I probably should have gotten this one done earlier in the month to help inktober participants get through their drawings…..better late than never, right? Have you been drawing in October?
Tutorial: 10 Tips for detailed pen and ink drawings
Watch the video below and scroll to the end to leave comments or questions — or click HERE to watch it on YouTube and leave comments over there. I read both dutifully!
Below are the 10 tips with a little more about each than in the video. Note something I saw in the photos….when zoomed in on a section, they look like abstract art, huh?
1 Correct supplies for the task
Think about your goal. If you want a piece with really crisp lines, the Lettering pad is great for lots of pens I’ve tried. No feathering! It’s smooth without being shiny, which is nice, and the writing experience is great. But note that you can create other drawings that have a looser feel on any papers— I do that all the time. Note this kitten drawing that was on very rough paper and allowed for entirely different subtle techniques.
In this drawing I used Copic multiliners because I’d already wrecked one drawing by laying my hand in wet ink, so sometimes it’s just practicality that forces a choice!
2 Choose a suitable style
Relaxed or tight? Detailed or just the essentials? Playful or technical? All are just great, it depends on what you want. Sometimes the subject matter will even dictate what you choose.
3 Draw to the destination
A great tip from John Muir Laws – when making a line, keep your eyes on the destination of that line. Don’t watch the pen. You’ll find you reach your destination with a better looking line as well as ending in the right spot! This works for both straight and curved lines, in my experience, though it takes a while to retrain your brain.
4 Vary line length
Different parts of your drawing can be delineated by the kinds of lines used. Short lines for small details and longer lines for flowing sections. Choppy in some cases, dashed in others. A good combination can add a lot of interest in your drawing too!
5 Consider value
Value is the amount of light vs dark – and having changes in values adds so much to the depth! Lines that are closer together or have overlapping crosshatch layers will be darker, and leaving more space between lines or making them dashed will add more light.
*a caveat on the photos in this post: some of the areas look like a blurry grrey or blown out highlights; that’s because the photos had some depth of field going on, and when I brightened them to make the paper white, it did weird things. I did not have grey areas in the drawing! 🙂
6 Draw attention
Where would you like your viewer to look?
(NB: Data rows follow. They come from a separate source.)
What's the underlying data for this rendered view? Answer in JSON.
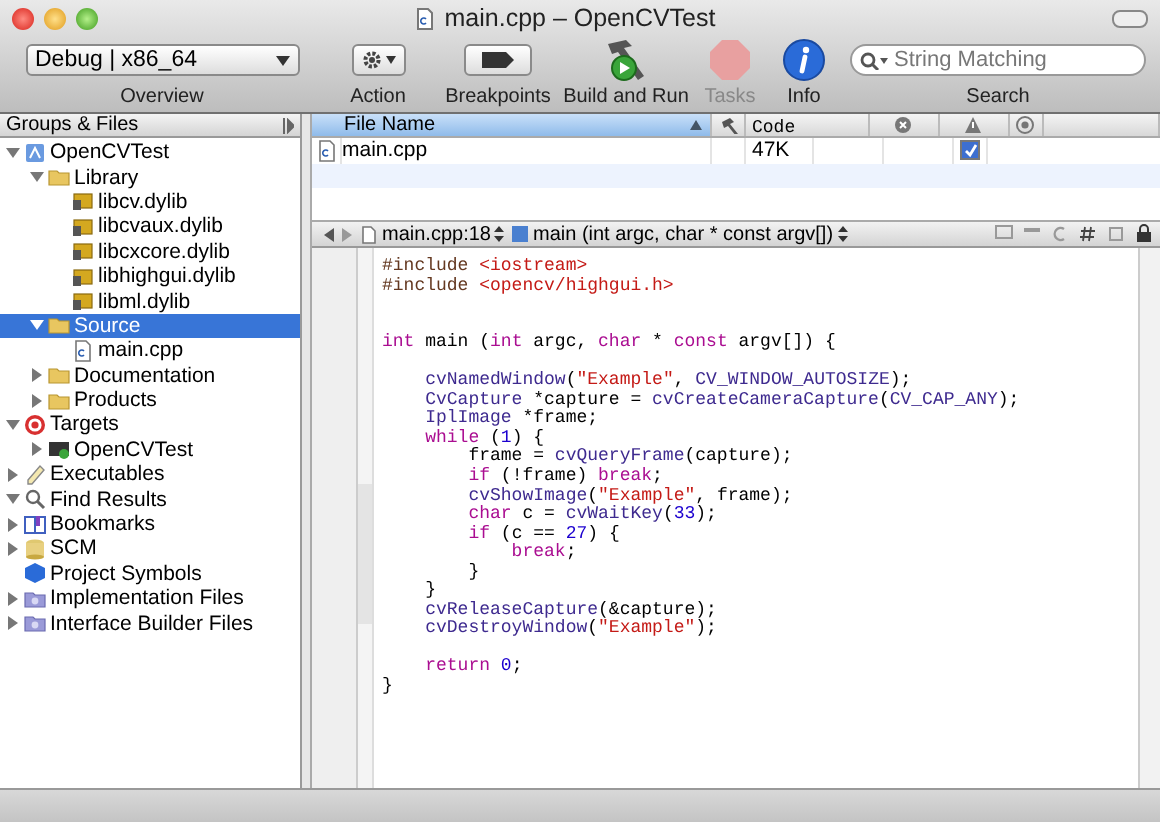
{
  "window": {
    "title": "main.cpp – OpenCVTest"
  },
  "toolbar": {
    "scheme": "Debug | x86_64",
    "search_placeholder": "String Matching",
    "items": [
      {
        "kind": "overview",
        "label": "Overview",
        "disabled": false
      },
      {
        "kind": "action",
        "label": "Action",
        "disabled": false
      },
      {
        "kind": "breakpoints",
        "label": "Breakpoints",
        "disabled": false
      },
      {
        "kind": "build",
        "label": "Build and Run",
        "disabled": false
      },
      {
        "kind": "tasks",
        "label": "Tasks",
        "disabled": true
      },
      {
        "kind": "info",
        "label": "Info",
        "disabled": false
      },
      {
        "kind": "search",
        "label": "Search",
        "disabled": false
      }
    ]
  },
  "sidebar": {
    "header": "Groups & Files",
    "items": [
      {
        "label": "OpenCVTest",
        "kind": "project",
        "expanded": true,
        "selected": false,
        "children": [
          {
            "label": "Library",
            "kind": "folder",
            "expanded": true,
            "selected": false,
            "children": [
              {
                "label": "libcv.dylib",
                "kind": "library",
                "selected": false
              },
              {
                "label": "libcvaux.dylib",
                "kind": "library",
                "selected": false
              },
              {
                "label": "libcxcore.dylib",
                "kind": "library",
                "selected": false
              },
              {
                "label": "libhighgui.dylib",
                "kind": "library",
                "selected": false
              },
              {
                "label": "libml.dylib",
                "kind": "library",
                "selected": false
              }
            ]
          },
          {
            "label": "Source",
            "kind": "folder",
            "expanded": true,
            "selected": true,
            "children": [
              {
                "label": "main.cpp",
                "kind": "cpp",
                "selected": false
              }
            ]
          },
          {
            "label": "Documentation",
            "kind": "folder",
            "expanded": false,
            "selected": false
          },
          {
            "label": "Products",
            "kind": "folder",
            "expanded": false,
            "selected": false
          }
        ]
      },
      {
        "label": "Targets",
        "kind": "target",
        "expanded": true,
        "selected": false,
        "children": [
          {
            "label": "OpenCVTest",
            "kind": "app",
            "expanded": false,
            "selected": false
          }
        ]
      },
      {
        "label": "Executables",
        "kind": "executables",
        "expanded": false,
        "selected": false
      },
      {
        "label": "Find Results",
        "kind": "find",
        "expanded": true,
        "selected": false
      },
      {
        "label": "Bookmarks",
        "kind": "bookmarks",
        "expanded": false,
        "selected": false
      },
      {
        "label": "SCM",
        "kind": "scm",
        "expanded": false,
        "selected": false
      },
      {
        "label": "Project Symbols",
        "kind": "symbols",
        "selected": false
      },
      {
        "label": "Implementation Files",
        "kind": "smartgroup",
        "expanded": false,
        "selected": false
      },
      {
        "label": "Interface Builder Files",
        "kind": "smartgroup",
        "expanded": false,
        "selected": false
      }
    ]
  },
  "file_list": {
    "columns": [
      {
        "kind": "text",
        "label": "File Name"
      },
      {
        "kind": "hammer"
      },
      {
        "kind": "text",
        "label": "Code"
      },
      {
        "kind": "errors"
      },
      {
        "kind": "warnings"
      },
      {
        "kind": "target"
      }
    ],
    "rows": [
      {
        "name": "main.cpp",
        "code": "47K",
        "checked": true
      }
    ]
  },
  "editor": {
    "file": "main.cpp:18",
    "function": "main (int argc, char * const argv[])",
    "lines": [
      {
        "kind": "code",
        "tokens": [
          {
            "kind": "pre",
            "text": "#include "
          },
          {
            "kind": "str",
            "text": "<iostream>"
          }
        ]
      },
      {
        "kind": "code",
        "tokens": [
          {
            "kind": "pre",
            "text": "#include "
          },
          {
            "kind": "str",
            "text": "<opencv/highgui.h>"
          }
        ]
      },
      {
        "kind": "blank"
      },
      {
        "kind": "blank"
      },
      {
        "kind": "code",
        "tokens": [
          {
            "kind": "kw",
            "text": "int"
          },
          {
            "kind": "plain",
            "text": " main ("
          },
          {
            "kind": "kw",
            "text": "int"
          },
          {
            "kind": "plain",
            "text": " argc, "
          },
          {
            "kind": "kw",
            "text": "char"
          },
          {
            "kind": "plain",
            "text": " * "
          },
          {
            "kind": "kw",
            "text": "const"
          },
          {
            "kind": "plain",
            "text": " argv[]) {"
          }
        ]
      },
      {
        "kind": "blank"
      },
      {
        "kind": "code",
        "tokens": [
          {
            "kind": "fn",
            "text": "    cvNamedWindow"
          },
          {
            "kind": "plain",
            "text": "("
          },
          {
            "kind": "str",
            "text": "\"Example\""
          },
          {
            "kind": "plain",
            "text": ", "
          },
          {
            "kind": "fn",
            "text": "CV_WINDOW_AUTOSIZE"
          },
          {
            "kind": "plain",
            "text": ");"
          }
        ]
      },
      {
        "kind": "code",
        "tokens": [
          {
            "kind": "fn",
            "text": "    CvCapture"
          },
          {
            "kind": "plain",
            "text": " *capture = "
          },
          {
            "kind": "fn",
            "text": "cvCreateCameraCapture"
          },
          {
            "kind": "plain",
            "text": "("
          },
          {
            "kind": "fn",
            "text": "CV_CAP_ANY"
          },
          {
            "kind": "plain",
            "text": ");"
          }
        ]
      },
      {
        "kind": "code",
        "tokens": [
          {
            "kind": "fn",
            "text": "    IplImage"
          },
          {
            "kind": "plain",
            "text": " *frame;"
          }
        ]
      },
      {
        "kind": "code",
        "tokens": [
          {
            "kind": "kw",
            "text": "    while"
          },
          {
            "kind": "plain",
            "text": " ("
          },
          {
            "kind": "num",
            "text": "1"
          },
          {
            "kind": "plain",
            "text": ") {"
          }
        ]
      },
      {
        "kind": "code",
        "tokens": [
          {
            "kind": "plain",
            "text": "        frame = "
          },
          {
            "kind": "fn",
            "text": "cvQueryFrame"
          },
          {
            "kind": "plain",
            "text": "(capture);"
          }
        ]
      },
      {
        "kind": "code",
        "tokens": [
          {
            "kind": "kw",
            "text": "        if"
          },
          {
            "kind": "plain",
            "text": " (!frame) "
          },
          {
            "kind": "kw",
            "text": "break"
          },
          {
            "kind": "plain",
            "text": ";"
          }
        ]
      },
      {
        "kind": "code",
        "tokens": [
          {
            "kind": "fn",
            "text": "        cvShowImage"
          },
          {
            "kind": "plain",
            "text": "("
          },
          {
            "kind": "str",
            "text": "\"Example\""
          },
          {
            "kind": "plain",
            "text": ", frame);"
          }
        ]
      },
      {
        "kind": "code",
        "tokens": [
          {
            "kind": "kw",
            "text": "        char"
          },
          {
            "kind": "plain",
            "text": " c = "
          },
          {
            "kind": "fn",
            "text": "cvWaitKey"
          },
          {
            "kind": "plain",
            "text": "("
          },
          {
            "kind": "num",
            "text": "33"
          },
          {
            "kind": "plain",
            "text": ");"
          }
        ]
      },
      {
        "kind": "code",
        "tokens": [
          {
            "kind": "kw",
            "text": "        if"
          },
          {
            "kind": "plain",
            "text": " (c == "
          },
          {
            "kind": "num",
            "text": "27"
          },
          {
            "kind": "plain",
            "text": ") {"
          }
        ]
      },
      {
        "kind": "code",
        "tokens": [
          {
            "kind": "kw",
            "text": "            break"
          },
          {
            "kind": "plain",
            "text": ";"
          }
        ]
      },
      {
        "kind": "code",
        "tokens": [
          {
            "kind": "plain",
            "text": "        }"
          }
        ]
      },
      {
        "kind": "code",
        "tokens": [
          {
            "kind": "plain",
            "text": "    }"
          }
        ]
      },
      {
        "kind": "code",
        "tokens": [
          {
            "kind": "fn",
            "text": "    cvReleaseCapture"
          },
          {
            "kind": "plain",
            "text": "(&capture);"
          }
        ]
      },
      {
        "kind": "code",
        "tokens": [
          {
            "kind": "fn",
            "text": "    cvDestroyWindow"
          },
          {
            "kind": "plain",
            "text": "("
          },
          {
            "kind": "str",
            "text": "\"Example\""
          },
          {
            "kind": "plain",
            "text": ");"
          }
        ]
      },
      {
        "kind": "blank"
      },
      {
        "kind": "code",
        "tokens": [
          {
            "kind": "kw",
            "text": "    return "
          },
          {
            "kind": "num",
            "text": "0"
          },
          {
            "kind": "plain",
            "text": ";"
          }
        ]
      },
      {
        "kind": "code",
        "tokens": [
          {
            "kind": "plain",
            "text": "}"
          }
        ]
      }
    ]
  }
}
Find ways to make some of the sections start to take the stage. In this drawing each cluster of feathers had a different level of interest and the ones that drew the most attention had lighter values to them and some of the darkest shadows. The focal point of most any art is where the lightest lights are next to the darkest darks, pulling attention to themselves.
7 Follow directions
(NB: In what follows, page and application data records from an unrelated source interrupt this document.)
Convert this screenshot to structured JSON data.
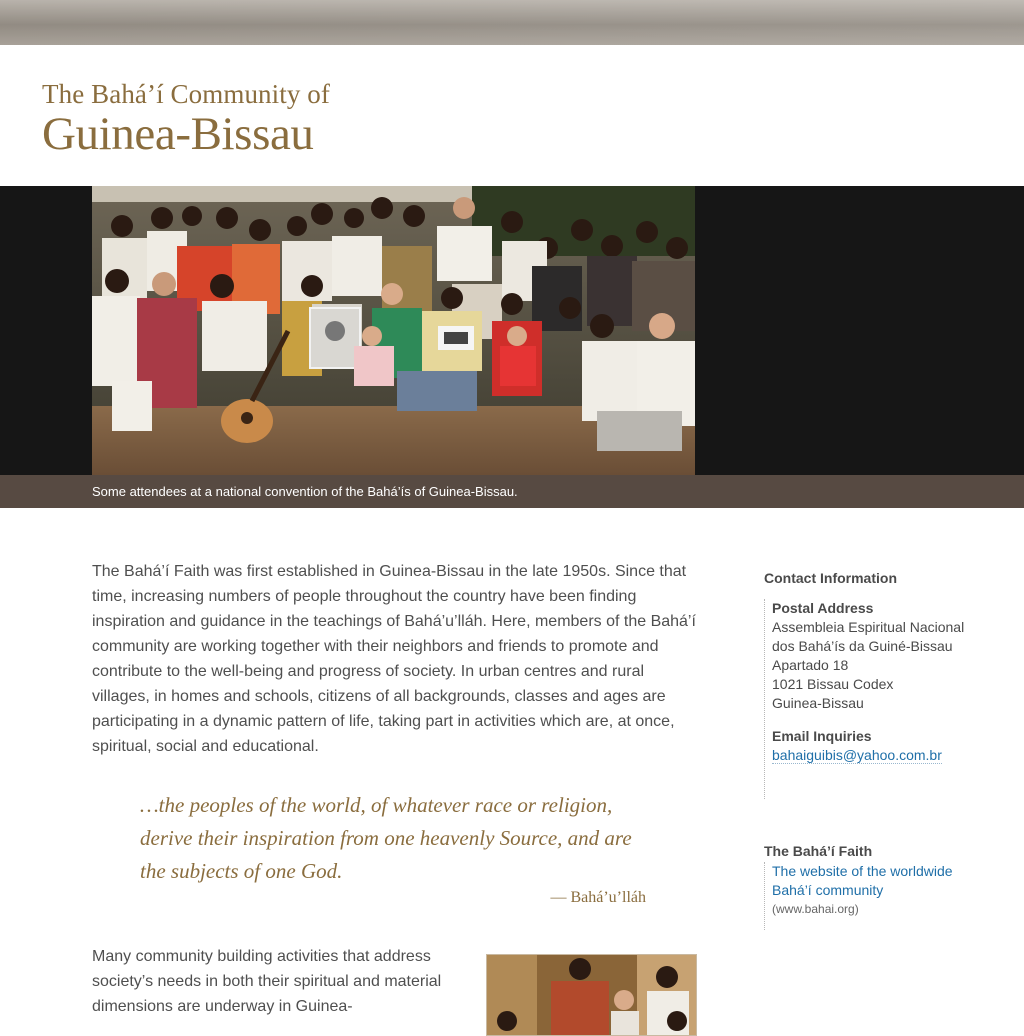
{
  "header": {
    "title_line1": "The Bahá’í Community of",
    "title_line2": "Guinea-Bissau"
  },
  "hero": {
    "caption": "Some attendees at a national convention of the Bahá’ís of Guinea-Bissau."
  },
  "main": {
    "intro": "The Bahá’í Faith was first established in Guinea-Bissau in the late 1950s. Since that time, increasing numbers of people throughout the country have been finding inspiration and guidance in the teachings of Bahá’u’lláh. Here, members of the Bahá’í community are working together with their neighbors and friends to promote and contribute to the well-being and progress of society. In urban centres and rural villages, in homes and schools, citizens of all backgrounds, classes and ages are participating in a dynamic pattern of life, taking part in activities which are, at once, spiritual, social and educational.",
    "quote": "…the peoples of the world, of whatever race or religion, derive their inspiration from one heavenly Source, and are the subjects of one God.",
    "quote_attribution": "— Bahá’u’lláh",
    "paragraph2": "Many community building activities that address society’s needs in both their spiritual and material dimensions are underway in Guinea-"
  },
  "sidebar": {
    "contact_heading": "Contact Information",
    "postal_heading": "Postal Address",
    "address_lines": [
      "Assembleia Espiritual Nacional",
      "dos Bahá’ís da Guiné-Bissau",
      "Apartado 18",
      "1021 Bissau Codex",
      "Guinea-Bissau"
    ],
    "email_heading": "Email Inquiries",
    "email": "bahaiguibis@yahoo.com.br",
    "faith_heading": "The Bahá’í Faith",
    "faith_link_line1": "The website of the worldwide",
    "faith_link_line2": "Bahá’í community",
    "faith_url": "(www.bahai.org)"
  }
}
Not that there’s directions to follow in art – but this is all about letting lines follow along with the direction of the subject matter, which contributes to the flow.
There are styles where ALL lines are the same direction, even ones that are perpendicular to subject matter elements. But in general following the directono of the subject is a great choice.
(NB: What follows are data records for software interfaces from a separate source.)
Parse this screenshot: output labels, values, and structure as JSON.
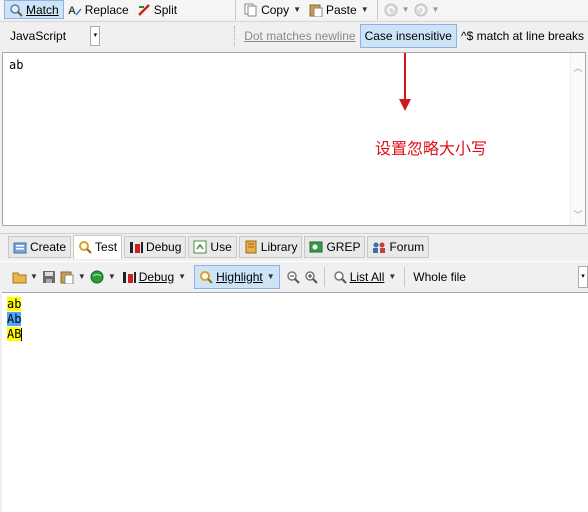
{
  "toolbar": {
    "match_label": "Match",
    "replace_label": "Replace",
    "split_label": "Split",
    "copy_label": "Copy",
    "paste_label": "Paste"
  },
  "options": {
    "flavor": "JavaScript",
    "dot_newline": "Dot matches newline",
    "case_insensitive": "Case insensitive",
    "line_breaks": "^$ match at line breaks"
  },
  "regex_text": "ab",
  "annotation": "设置忽略大小写",
  "tabs": [
    {
      "label": "Create",
      "icon": "create-icon"
    },
    {
      "label": "Test",
      "icon": "magnifier-icon",
      "active": true
    },
    {
      "label": "Debug",
      "icon": "debug-icon"
    },
    {
      "label": "Use",
      "icon": "use-icon"
    },
    {
      "label": "Library",
      "icon": "library-icon"
    },
    {
      "label": "GREP",
      "icon": "grep-icon"
    },
    {
      "label": "Forum",
      "icon": "forum-icon"
    }
  ],
  "test_toolbar": {
    "debug_label": "Debug",
    "highlight_label": "Highlight",
    "list_all_label": "List All",
    "scope_label": "Whole file"
  },
  "test_lines": [
    "ab",
    "Ab",
    "AB"
  ],
  "colors": {
    "match_yellow": "#ffff00",
    "match_blue": "#4ea6ff",
    "arrow_red": "#d0191d",
    "annotation_red": "#e0101a"
  }
}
8 Bump contrast
Amp up the difference between lights and darks to increase visual interest overall. Where do shapes need a little separation? Make sure the value is darker on one side or the other to increase the difference in the implied line between them.
9 Highlight favorite part
For every drawing you do, think about your favorite bits of it. “Everything” can lead to a cacophony of elements arguing about who’s at center stage, so you need to assess a hierarchy of your interest! Then figure out what you’ll use to draw the viewer to see what you see. Is it contrast? Amount of detail? Lighting? Composition?
The audience might not resonate with what you resonated with—that’s an audience for you. But that doesn’t mean that having a point to make isn’t a desirable part of the process.
10 Finish well
My last step is always to squint and see what I see. Are the darks nice and dark? Or are the darkest spots in the right places I want them to be? Is there good roundness? Definition of shapes? Don’t let the “Whew! I’m done!” but bite you before you put in the final tweaks!
Need a rooster?
A few people I previewed this image to asked me if I’d be offering it up as a printable…..so here you go! Color it and use it for your art projects, or study it and try to create your own rooster!